If your brand highlights farm-to-table freshness and sustainability, for example, you’ll want to ensure everyone from your servers to your hostesses can field questions about where your food is grown—and that your delivery and take-out packaging is recyclable or, better yet, compostable. These details create a narrative about who you are as a brand, fostering trust and loyalty in your customers.
To a large extent, the customer’s experience of your restaurant is your brand. Create a plan to make customer experiences consistent across all of your touchpoints. Does the customer who places an order online have the same great customer service experience as one who dines in? What about the customer who calls your restaurant, versus one who asks a question on Facebook? Every platform should deliver the same brand experience and voice to your customers.
7. Take the time to analyze your data—and roll with the punches

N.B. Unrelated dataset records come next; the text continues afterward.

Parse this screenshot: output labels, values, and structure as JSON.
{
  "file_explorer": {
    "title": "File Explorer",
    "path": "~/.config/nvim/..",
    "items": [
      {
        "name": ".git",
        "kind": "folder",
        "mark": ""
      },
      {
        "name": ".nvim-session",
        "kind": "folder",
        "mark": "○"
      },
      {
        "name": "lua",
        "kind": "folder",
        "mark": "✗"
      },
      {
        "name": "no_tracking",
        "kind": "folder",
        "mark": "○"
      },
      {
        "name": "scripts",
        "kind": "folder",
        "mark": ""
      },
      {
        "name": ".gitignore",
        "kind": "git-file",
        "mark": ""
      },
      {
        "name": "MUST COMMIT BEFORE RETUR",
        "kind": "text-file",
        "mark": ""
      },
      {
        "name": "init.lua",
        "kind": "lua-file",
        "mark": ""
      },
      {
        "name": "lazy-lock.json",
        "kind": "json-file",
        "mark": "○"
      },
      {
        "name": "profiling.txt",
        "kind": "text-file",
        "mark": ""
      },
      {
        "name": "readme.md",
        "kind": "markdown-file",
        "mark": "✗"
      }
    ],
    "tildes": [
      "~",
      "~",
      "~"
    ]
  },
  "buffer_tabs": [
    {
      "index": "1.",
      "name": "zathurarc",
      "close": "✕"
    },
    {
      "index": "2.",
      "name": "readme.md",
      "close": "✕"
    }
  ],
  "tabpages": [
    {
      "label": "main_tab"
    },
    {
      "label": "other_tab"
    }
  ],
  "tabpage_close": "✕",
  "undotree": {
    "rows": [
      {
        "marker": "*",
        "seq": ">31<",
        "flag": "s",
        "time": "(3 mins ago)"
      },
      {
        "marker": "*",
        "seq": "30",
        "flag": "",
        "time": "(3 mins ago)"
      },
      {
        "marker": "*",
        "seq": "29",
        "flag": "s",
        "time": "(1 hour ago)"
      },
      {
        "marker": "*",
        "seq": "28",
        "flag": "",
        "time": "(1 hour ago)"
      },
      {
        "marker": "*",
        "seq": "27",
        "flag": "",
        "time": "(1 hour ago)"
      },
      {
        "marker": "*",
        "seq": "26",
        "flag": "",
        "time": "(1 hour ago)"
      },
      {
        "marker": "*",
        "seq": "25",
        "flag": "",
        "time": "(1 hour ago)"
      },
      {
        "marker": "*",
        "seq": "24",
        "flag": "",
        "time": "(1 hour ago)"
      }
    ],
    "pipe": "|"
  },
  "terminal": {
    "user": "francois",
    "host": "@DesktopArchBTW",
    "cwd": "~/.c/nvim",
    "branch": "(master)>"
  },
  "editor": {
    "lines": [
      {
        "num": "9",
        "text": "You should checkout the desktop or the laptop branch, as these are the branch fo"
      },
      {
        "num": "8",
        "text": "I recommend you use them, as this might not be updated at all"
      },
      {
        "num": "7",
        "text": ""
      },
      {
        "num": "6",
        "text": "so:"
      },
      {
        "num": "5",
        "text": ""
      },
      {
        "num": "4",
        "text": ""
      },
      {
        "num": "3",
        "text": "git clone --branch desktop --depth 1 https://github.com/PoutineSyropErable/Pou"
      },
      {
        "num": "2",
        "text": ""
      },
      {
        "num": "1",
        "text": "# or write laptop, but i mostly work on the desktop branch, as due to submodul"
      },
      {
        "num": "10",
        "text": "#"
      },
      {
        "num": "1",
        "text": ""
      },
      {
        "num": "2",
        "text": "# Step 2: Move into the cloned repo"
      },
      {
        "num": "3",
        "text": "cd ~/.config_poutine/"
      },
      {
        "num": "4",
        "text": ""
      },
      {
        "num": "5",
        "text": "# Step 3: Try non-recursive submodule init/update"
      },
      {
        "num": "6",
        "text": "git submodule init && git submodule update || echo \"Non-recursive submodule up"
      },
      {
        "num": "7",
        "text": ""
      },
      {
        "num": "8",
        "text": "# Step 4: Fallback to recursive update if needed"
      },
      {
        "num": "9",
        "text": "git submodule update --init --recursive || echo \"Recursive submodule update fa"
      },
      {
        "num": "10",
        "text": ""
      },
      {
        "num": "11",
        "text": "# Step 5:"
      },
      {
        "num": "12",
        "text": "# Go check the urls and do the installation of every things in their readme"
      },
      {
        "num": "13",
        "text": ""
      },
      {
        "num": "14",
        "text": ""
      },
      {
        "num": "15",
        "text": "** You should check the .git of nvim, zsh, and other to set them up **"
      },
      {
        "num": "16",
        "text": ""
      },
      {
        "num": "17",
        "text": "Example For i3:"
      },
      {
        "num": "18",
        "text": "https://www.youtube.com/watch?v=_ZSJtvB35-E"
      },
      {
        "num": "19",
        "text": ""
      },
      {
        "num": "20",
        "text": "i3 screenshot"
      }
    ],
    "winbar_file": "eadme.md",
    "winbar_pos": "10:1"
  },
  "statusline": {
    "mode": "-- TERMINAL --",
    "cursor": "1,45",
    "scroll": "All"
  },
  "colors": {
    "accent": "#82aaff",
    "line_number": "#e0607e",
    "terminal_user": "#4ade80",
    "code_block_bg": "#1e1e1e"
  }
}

Your restaurant’s brand identity is a blueprint that outlines the values of your company and your ideal customer. But that doesn’t mean the details of your business will stay static. For example, you might find that a demographic you didn’t identify in your initial brand strategy is drawn to your restaurant. How will you target them in future advertising efforts? How will you make them feel welcome in your space, especially if they’re providing you with a nice revenue bump?

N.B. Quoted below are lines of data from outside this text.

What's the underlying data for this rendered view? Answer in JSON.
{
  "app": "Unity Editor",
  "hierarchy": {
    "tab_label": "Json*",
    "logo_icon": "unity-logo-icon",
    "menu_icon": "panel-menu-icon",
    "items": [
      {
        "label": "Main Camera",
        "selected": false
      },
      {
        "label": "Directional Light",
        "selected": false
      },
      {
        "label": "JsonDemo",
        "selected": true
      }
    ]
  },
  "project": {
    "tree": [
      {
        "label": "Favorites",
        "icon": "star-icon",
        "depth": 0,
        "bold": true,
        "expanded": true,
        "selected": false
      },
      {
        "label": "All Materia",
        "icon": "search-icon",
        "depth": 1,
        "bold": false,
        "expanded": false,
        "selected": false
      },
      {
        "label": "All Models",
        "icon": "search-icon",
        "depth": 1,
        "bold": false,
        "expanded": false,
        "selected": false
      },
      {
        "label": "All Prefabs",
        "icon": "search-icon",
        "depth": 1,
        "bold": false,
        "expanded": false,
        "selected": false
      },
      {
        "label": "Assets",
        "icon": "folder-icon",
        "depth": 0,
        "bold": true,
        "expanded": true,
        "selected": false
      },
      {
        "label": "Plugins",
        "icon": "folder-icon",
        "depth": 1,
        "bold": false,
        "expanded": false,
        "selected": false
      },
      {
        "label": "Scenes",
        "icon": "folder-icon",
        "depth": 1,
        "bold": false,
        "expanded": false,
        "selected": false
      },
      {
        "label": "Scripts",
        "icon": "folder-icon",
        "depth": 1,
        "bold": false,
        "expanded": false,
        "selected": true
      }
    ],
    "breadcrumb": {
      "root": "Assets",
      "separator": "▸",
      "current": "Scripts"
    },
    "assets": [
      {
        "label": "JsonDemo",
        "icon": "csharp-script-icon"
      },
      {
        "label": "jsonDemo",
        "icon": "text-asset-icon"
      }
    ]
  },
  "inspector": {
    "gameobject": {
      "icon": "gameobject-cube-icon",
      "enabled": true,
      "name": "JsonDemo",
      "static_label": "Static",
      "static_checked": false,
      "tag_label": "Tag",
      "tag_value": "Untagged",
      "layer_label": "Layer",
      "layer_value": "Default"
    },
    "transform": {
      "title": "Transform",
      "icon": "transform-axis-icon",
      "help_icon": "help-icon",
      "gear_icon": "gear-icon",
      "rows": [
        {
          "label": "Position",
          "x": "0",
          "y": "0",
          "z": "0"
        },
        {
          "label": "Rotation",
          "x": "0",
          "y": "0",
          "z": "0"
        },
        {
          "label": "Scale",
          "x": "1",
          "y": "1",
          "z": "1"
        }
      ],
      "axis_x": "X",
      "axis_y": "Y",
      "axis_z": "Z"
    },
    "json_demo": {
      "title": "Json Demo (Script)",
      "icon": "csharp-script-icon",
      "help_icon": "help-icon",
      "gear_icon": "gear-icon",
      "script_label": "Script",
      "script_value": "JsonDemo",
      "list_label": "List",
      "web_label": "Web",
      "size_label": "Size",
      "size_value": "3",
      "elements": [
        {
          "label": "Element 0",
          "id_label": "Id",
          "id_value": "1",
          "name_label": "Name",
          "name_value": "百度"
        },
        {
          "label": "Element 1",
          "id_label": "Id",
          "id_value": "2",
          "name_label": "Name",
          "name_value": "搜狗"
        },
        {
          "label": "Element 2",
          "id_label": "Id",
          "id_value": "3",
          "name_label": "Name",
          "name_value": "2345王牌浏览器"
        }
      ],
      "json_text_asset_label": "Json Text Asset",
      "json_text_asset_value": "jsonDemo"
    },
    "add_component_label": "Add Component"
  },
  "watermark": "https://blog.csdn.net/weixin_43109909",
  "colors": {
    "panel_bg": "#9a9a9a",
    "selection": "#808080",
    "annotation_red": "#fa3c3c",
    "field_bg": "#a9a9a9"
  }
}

Ultimately, restaurant branding ideas are just that—ideas. Starting points. The real work—and sometimes the most exciting work—comes from paying attention to how your customers respond to your marketing efforts and taking calculated risks to reach them more effectively.
- Do your customers trust your brand?
- Do they turn to you whenever they need, say, the best Italian catering in San Francisco?
- How can you use the data you’ve collected to improve the experience of your diners?
- How can you use the data to fill up more tables at the beginning of the week?
- How can you capture more feedback from your diners in a way that might cultivate trust and loyalty?
While a strong restaurant branding and strategy can provide you with ideas for marketing directly to your ideal customers, strategies aren’t meant to last forever. As you gather data on everything from your customers to the best dishes on your menu, be ready to change your marketing strategy to better address the needs and concerns of your customers.
Need more marketing ideas for your restaurant?